"No,definitely not," she said. "But if the song offends some people, it istheir privilege not to stand or acknowledge it."
"It is thenational anthem, though," said Wooden.
The new breed ofcounterculture sports heroes and their impact on society was mentioned."There always have been rebels with different values and unusuallife-styles," said Wooden, "but it's unlikely they ever have majoritysupport. Duane Thomas is a subject of pity. Joe Namath and Kareem and MuhammadAli are stars purely on their ability. Not many people admire their ways ortheir styles. They'd be more of a factor in American life if they weren't so,well, radical."
"Many peopleconsider me radical," admitted Billie Jean. "but 10 years from now myideas will seem antiquated. People like Namath and Ilie Nastase don't botherme. They're another sign of the times. People are finding out athletes are nota bunch of Jack Armstrongs who neither smoke, drink nor have ideas. That'sunrealistic."
"Still,"Wooden pointed out, "because of these men it is sometimes more difficultfor youngsters to accept discipline now. Every person in the public eye has adeep moral responsibility to youth and to the public. It hurts to see athletesendorse liquor or tobacco."
"That hitshome," said Billie Jean. "I don't drink or smoke. You can imagine how Ifelt when the sponsors of women's tennis turned out to be Virginia Slims. Itwas a tough decision. If I hadn't played—I'll be truthful—there wouldn't havebeen a circuit. I wasn't about to deprive 80 girls of a living, and I do knowpeople who drink and smoke a lot and also play great tennis."
"I used tosmoke," said Wooden, "but I was ashamed to let my players seeme."
"Life-styleis an individual matter," concluded Billie Jean. "If a Dick Allen canget the job done living whatever way he lives, that's right on."

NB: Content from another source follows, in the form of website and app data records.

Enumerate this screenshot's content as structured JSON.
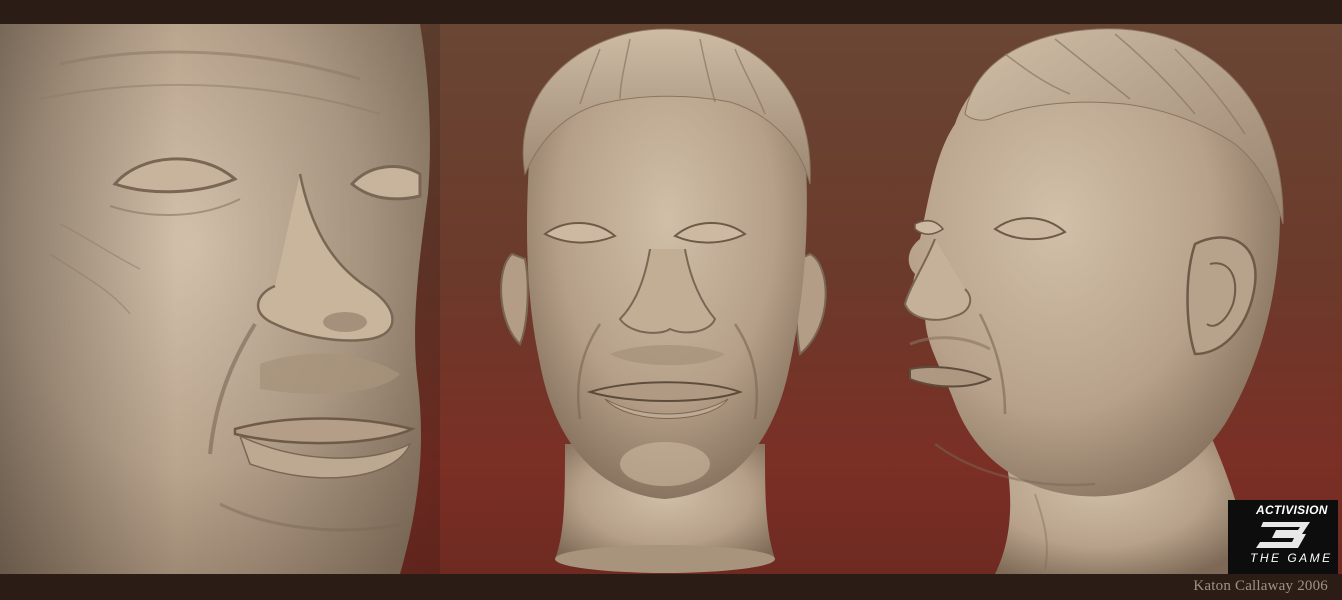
{
  "branding": {
    "publisher": "ACTIVISION",
    "game_number": "3",
    "game_subtitle": "THE GAME"
  },
  "credit": "Katon Callaway 2006",
  "colors": {
    "border": "#2b1d15",
    "backdrop_top": "#6a4634",
    "backdrop_bottom": "#7b2f25",
    "clay": "#c2ad96",
    "credit_text": "#a09282"
  }
}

Wooden spokephilosophically. "In all of this, we're talking about something, sport,which is 99% good. I don't know anyone, as participant, spectator or bystander,who is not touched in some way by sport. It's healthy, an emotional outlet, aphysical outlet, an entertainment, a vehicle for escape. Certainly there aresome drawbacks. Sport is overdone sometimes; many people don't have it in theproper line of priorities. Widespread gambling is another problem. But sportkeeps people young; perhaps that is the most important thing.

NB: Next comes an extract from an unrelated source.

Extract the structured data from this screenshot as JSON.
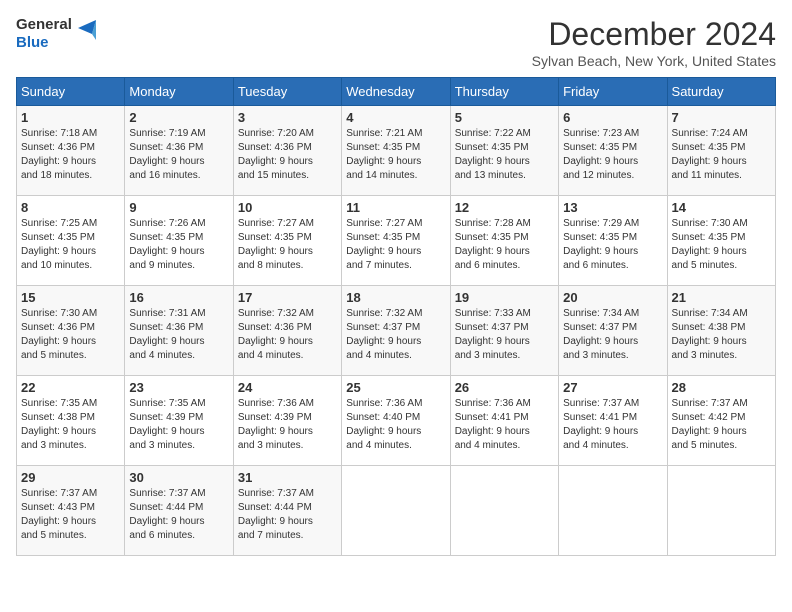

"As I lookback, most everything I have is a result of sport. Oh, I know it's the toy partof the world and I'm not significant in any worldly fashion. But a long timeago I found this niche and it has been right for me. I've enjoyed coaching,teaching and the relationships. It's nice to look around and see my playersbecome successful in different fields. I am content. I have peace of mind, andI worry about how much I'm going to miss sport when I get out of it in the nearfuture."
Billie Jeanthought about that. "Sometimes there are down moments," she said,"and I feel unimportant. I think, "Sport, big deal.' But what is sportanyway? An art, an amusement. We professionals are the motivators. We are theones who inspire. We sell people something they have for the rest of theirlives—moments, memories—and they are better in health, mind and spirit. So I docontribute. I give people pleasure and happiness.
"The veryfirst day I hit a tennis ball I knew what I wanted," she went on. "Ithas made my life. Winning isn't the big deal, either. The real joy comes fromthe very thing that involves people in sport in the first place—the fun ofexecution, the fun of playing.
"Naturallysport is an outlet, an expenditure of energy. Not everyone gets that fromreading a book or watching a movie. But also it teaches us about daily living.Certain things don't always go our way. Sometimes we have to lose and we allmust face it. Ups and downs. Hills and valleys. That's what sport is all about.That's what life is about, too."
BOBBY FISCHER: Became the first American to win the world chess title, obliterating Boris Spassky and the memory of Paul Morphy.
WILT CHAMBERLAIN: Led the L.A. Lakers to a record season and the NBA title, and became the alltime leading rebounder as well as scorer.
MARK SPITZ: Dominated his own sport us no other Olympian in history, winning seven gold medals, each in world-record time.
JACK NICKLAUS: Tied Bobby Jones in major tournament wins, passed Arnold Palmer in lifetime earnings and made a run at golf's Grand Slam.